Material for this exercise:
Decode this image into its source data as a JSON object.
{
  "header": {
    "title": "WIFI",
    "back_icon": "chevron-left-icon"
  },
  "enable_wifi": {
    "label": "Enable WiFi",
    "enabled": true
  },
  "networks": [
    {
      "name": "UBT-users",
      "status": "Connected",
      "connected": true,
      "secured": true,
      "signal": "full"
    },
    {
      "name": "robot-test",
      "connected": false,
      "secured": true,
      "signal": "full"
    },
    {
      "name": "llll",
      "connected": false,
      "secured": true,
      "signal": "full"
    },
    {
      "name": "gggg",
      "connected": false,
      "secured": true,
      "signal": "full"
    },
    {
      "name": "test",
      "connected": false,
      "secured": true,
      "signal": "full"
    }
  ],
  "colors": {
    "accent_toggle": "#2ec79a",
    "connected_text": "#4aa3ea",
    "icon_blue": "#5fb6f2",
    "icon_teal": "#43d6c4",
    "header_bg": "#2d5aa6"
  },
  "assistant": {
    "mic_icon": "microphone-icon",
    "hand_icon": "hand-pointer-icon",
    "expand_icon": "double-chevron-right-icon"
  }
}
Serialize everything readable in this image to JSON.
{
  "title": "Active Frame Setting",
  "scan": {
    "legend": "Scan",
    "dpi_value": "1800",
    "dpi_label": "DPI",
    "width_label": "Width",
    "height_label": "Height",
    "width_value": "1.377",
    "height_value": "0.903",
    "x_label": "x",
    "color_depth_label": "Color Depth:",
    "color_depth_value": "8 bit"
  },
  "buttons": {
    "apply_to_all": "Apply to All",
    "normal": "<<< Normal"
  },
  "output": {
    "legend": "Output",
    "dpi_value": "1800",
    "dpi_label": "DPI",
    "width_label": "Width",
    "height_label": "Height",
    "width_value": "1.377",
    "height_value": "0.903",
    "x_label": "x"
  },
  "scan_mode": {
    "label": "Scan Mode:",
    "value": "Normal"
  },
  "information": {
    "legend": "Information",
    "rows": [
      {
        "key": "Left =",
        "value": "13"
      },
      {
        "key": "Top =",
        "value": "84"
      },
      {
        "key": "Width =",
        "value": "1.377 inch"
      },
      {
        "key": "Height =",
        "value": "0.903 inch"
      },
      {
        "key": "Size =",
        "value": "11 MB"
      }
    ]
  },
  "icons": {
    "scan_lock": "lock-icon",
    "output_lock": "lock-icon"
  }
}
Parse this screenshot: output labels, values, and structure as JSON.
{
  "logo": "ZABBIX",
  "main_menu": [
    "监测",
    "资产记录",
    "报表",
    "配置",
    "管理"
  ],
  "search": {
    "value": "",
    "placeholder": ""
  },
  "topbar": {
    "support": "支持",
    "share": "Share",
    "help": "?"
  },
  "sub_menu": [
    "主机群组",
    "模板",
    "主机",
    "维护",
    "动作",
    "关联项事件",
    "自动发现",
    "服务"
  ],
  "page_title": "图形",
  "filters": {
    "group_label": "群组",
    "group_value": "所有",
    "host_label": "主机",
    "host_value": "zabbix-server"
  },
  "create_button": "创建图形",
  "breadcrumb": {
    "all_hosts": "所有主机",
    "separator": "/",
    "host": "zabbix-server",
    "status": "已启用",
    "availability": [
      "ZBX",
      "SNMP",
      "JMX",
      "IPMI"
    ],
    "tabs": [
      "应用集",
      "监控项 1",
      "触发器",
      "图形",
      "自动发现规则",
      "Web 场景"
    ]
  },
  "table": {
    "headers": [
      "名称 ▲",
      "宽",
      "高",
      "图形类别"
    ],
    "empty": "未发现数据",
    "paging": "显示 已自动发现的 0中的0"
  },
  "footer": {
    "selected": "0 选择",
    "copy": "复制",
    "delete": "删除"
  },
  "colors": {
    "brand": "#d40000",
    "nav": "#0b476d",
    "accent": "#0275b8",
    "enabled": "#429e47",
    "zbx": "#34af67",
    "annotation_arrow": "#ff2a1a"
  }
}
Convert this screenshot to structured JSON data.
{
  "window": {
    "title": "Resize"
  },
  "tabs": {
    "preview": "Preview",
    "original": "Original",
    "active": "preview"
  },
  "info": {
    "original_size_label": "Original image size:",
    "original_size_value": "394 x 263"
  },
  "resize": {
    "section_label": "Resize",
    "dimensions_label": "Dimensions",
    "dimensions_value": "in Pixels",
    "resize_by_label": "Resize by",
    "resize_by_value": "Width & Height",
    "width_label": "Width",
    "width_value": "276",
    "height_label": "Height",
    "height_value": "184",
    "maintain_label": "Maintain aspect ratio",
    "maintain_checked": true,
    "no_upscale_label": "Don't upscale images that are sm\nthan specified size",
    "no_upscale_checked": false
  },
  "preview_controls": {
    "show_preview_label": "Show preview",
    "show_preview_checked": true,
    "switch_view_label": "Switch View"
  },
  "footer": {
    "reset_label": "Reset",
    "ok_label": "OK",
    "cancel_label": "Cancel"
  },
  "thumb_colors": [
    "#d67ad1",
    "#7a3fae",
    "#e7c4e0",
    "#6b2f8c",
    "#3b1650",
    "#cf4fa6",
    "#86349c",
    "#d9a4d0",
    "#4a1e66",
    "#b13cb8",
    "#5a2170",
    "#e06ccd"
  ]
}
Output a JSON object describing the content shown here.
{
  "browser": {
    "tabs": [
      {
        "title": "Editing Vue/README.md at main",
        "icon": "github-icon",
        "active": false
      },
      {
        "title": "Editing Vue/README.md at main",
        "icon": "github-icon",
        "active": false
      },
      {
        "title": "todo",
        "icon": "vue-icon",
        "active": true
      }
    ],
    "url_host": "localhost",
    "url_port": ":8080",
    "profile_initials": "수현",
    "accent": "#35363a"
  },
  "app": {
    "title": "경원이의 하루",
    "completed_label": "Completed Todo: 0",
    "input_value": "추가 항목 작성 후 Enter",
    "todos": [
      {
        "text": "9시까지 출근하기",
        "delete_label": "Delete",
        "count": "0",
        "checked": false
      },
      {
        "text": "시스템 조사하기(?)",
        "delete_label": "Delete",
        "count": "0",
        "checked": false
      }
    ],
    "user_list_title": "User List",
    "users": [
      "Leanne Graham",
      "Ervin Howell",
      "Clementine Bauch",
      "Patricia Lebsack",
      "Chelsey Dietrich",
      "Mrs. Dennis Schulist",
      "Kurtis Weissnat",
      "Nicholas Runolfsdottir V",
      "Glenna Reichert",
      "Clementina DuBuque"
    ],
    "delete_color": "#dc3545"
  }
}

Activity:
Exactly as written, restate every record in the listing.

Exercise solution:
Decode this image into its source data as a JSON object.
{
  "header": {
    "title": "WIFI",
    "back_icon": "chevron-left-icon"
  },
  "enable_wifi": {
    "label": "Enable WiFi",
    "enabled": true
  },
  "networks": [
    {
      "name": "UBT-users",
      "status": "Connected",
      "connected": true,
      "secured": true,
      "signal": "full"
    },
    {
      "name": "robot-test",
      "connected": false,
      "secured": true,
      "signal": "full"
    },
    {
      "name": "llll",
      "connected": false,
      "secured": true,
      "signal": "full"
    },
    {
      "name": "gggg",
      "connected": false,
      "secured": true,
      "signal": "full"
    },
    {
      "name": "test",
      "connected": false,
      "secured": true,
      "signal": "full"
    }
  ],
  "colors": {
    "accent_toggle": "#2ec79a",
    "connected_text": "#4aa3ea",
    "icon_blue": "#5fb6f2",
    "icon_teal": "#43d6c4",
    "header_bg": "#2d5aa6"
  },
  "assistant": {
    "mic_icon": "microphone-icon",
    "hand_icon": "hand-pointer-icon",
    "expand_icon": "double-chevron-right-icon"
  }
}
Serialize everything readable in this image to JSON.
{
  "title": "Active Frame Setting",
  "scan": {
    "legend": "Scan",
    "dpi_value": "1800",
    "dpi_label": "DPI",
    "width_label": "Width",
    "height_label": "Height",
    "width_value": "1.377",
    "height_value": "0.903",
    "x_label": "x",
    "color_depth_label": "Color Depth:",
    "color_depth_value": "8 bit"
  },
  "buttons": {
    "apply_to_all": "Apply to All",
    "normal": "<<< Normal"
  },
  "output": {
    "legend": "Output",
    "dpi_value": "1800",
    "dpi_label": "DPI",
    "width_label": "Width",
    "height_label": "Height",
    "width_value": "1.377",
    "height_value": "0.903",
    "x_label": "x"
  },
  "scan_mode": {
    "label": "Scan Mode:",
    "value": "Normal"
  },
  "information": {
    "legend": "Information",
    "rows": [
      {
        "key": "Left =",
        "value": "13"
      },
      {
        "key": "Top =",
        "value": "84"
      },
      {
        "key": "Width =",
        "value": "1.377 inch"
      },
      {
        "key": "Height =",
        "value": "0.903 inch"
      },
      {
        "key": "Size =",
        "value": "11 MB"
      }
    ]
  },
  "icons": {
    "scan_lock": "lock-icon",
    "output_lock": "lock-icon"
  }
}
Parse this screenshot: output labels, values, and structure as JSON.
{
  "logo": "ZABBIX",
  "main_menu": [
    "监测",
    "资产记录",
    "报表",
    "配置",
    "管理"
  ],
  "search": {
    "value": "",
    "placeholder": ""
  },
  "topbar": {
    "support": "支持",
    "share": "Share",
    "help": "?"
  },
  "sub_menu": [
    "主机群组",
    "模板",
    "主机",
    "维护",
    "动作",
    "关联项事件",
    "自动发现",
    "服务"
  ],
  "page_title": "图形",
  "filters": {
    "group_label": "群组",
    "group_value": "所有",
    "host_label": "主机",
    "host_value": "zabbix-server"
  },
  "create_button": "创建图形",
  "breadcrumb": {
    "all_hosts": "所有主机",
    "separator": "/",
    "host": "zabbix-server",
    "status": "已启用",
    "availability": [
      "ZBX",
      "SNMP",
      "JMX",
      "IPMI"
    ],
    "tabs": [
      "应用集",
      "监控项 1",
      "触发器",
      "图形",
      "自动发现规则",
      "Web 场景"
    ]
  },
  "table": {
    "headers": [
      "名称 ▲",
      "宽",
      "高",
      "图形类别"
    ],
    "empty": "未发现数据",
    "paging": "显示 已自动发现的 0中的0"
  },
  "footer": {
    "selected": "0 选择",
    "copy": "复制",
    "delete": "删除"
  },
  "colors": {
    "brand": "#d40000",
    "nav": "#0b476d",
    "accent": "#0275b8",
    "enabled": "#429e47",
    "zbx": "#34af67",
    "annotation_arrow": "#ff2a1a"
  }
}
Convert this screenshot to structured JSON data.
{
  "window": {
    "title": "Resize"
  },
  "tabs": {
    "preview": "Preview",
    "original": "Original",
    "active": "preview"
  },
  "info": {
    "original_size_label": "Original image size:",
    "original_size_value": "394 x 263"
  },
  "resize": {
    "section_label": "Resize",
    "dimensions_label": "Dimensions",
    "dimensions_value": "in Pixels",
    "resize_by_label": "Resize by",
    "resize_by_value": "Width & Height",
    "width_label": "Width",
    "width_value": "276",
    "height_label": "Height",
    "height_value": "184",
    "maintain_label": "Maintain aspect ratio",
    "maintain_checked": true,
    "no_upscale_label": "Don't upscale images that are sm\nthan specified size",
    "no_upscale_checked": false
  },
  "preview_controls": {
    "show_preview_label": "Show preview",
    "show_preview_checked": true,
    "switch_view_label": "Switch View"
  },
  "footer": {
    "reset_label": "Reset",
    "ok_label": "OK",
    "cancel_label": "Cancel"
  },
  "thumb_colors": [
    "#d67ad1",
    "#7a3fae",
    "#e7c4e0",
    "#6b2f8c",
    "#3b1650",
    "#cf4fa6",
    "#86349c",
    "#d9a4d0",
    "#4a1e66",
    "#b13cb8",
    "#5a2170",
    "#e06ccd"
  ]
}
Output a JSON object describing the content shown here.
{
  "browser": {
    "tabs": [
      {
        "title": "Editing Vue/README.md at main",
        "icon": "github-icon",
        "active": false
      },
      {
        "title": "Editing Vue/README.md at main",
        "icon": "github-icon",
        "active": false
      },
      {
        "title": "todo",
        "icon": "vue-icon",
        "active": true
      }
    ],
    "url_host": "localhost",
    "url_port": ":8080",
    "profile_initials": "수현",
    "accent": "#35363a"
  },
  "app": {
    "title": "경원이의 하루",
    "completed_label": "Completed Todo: 0",
    "input_value": "추가 항목 작성 후 Enter",
    "todos": [
      {
        "text": "9시까지 출근하기",
        "delete_label": "Delete",
        "count": "0",
        "checked": false
      },
      {
        "text": "시스템 조사하기(?)",
        "delete_label": "Delete",
        "count": "0",
        "checked": false
      }
    ],
    "user_list_title": "User List",
    "users": [
      "Leanne Graham",
      "Ervin Howell",
      "Clementine Bauch",
      "Patricia Lebsack",
      "Chelsey Dietrich",
      "Mrs. Dennis Schulist",
      "Kurtis Weissnat",
      "Nicholas Runolfsdottir V",
      "Glenna Reichert",
      "Clementina DuBuque"
    ],
    "delete_color": "#dc3545"
  }
}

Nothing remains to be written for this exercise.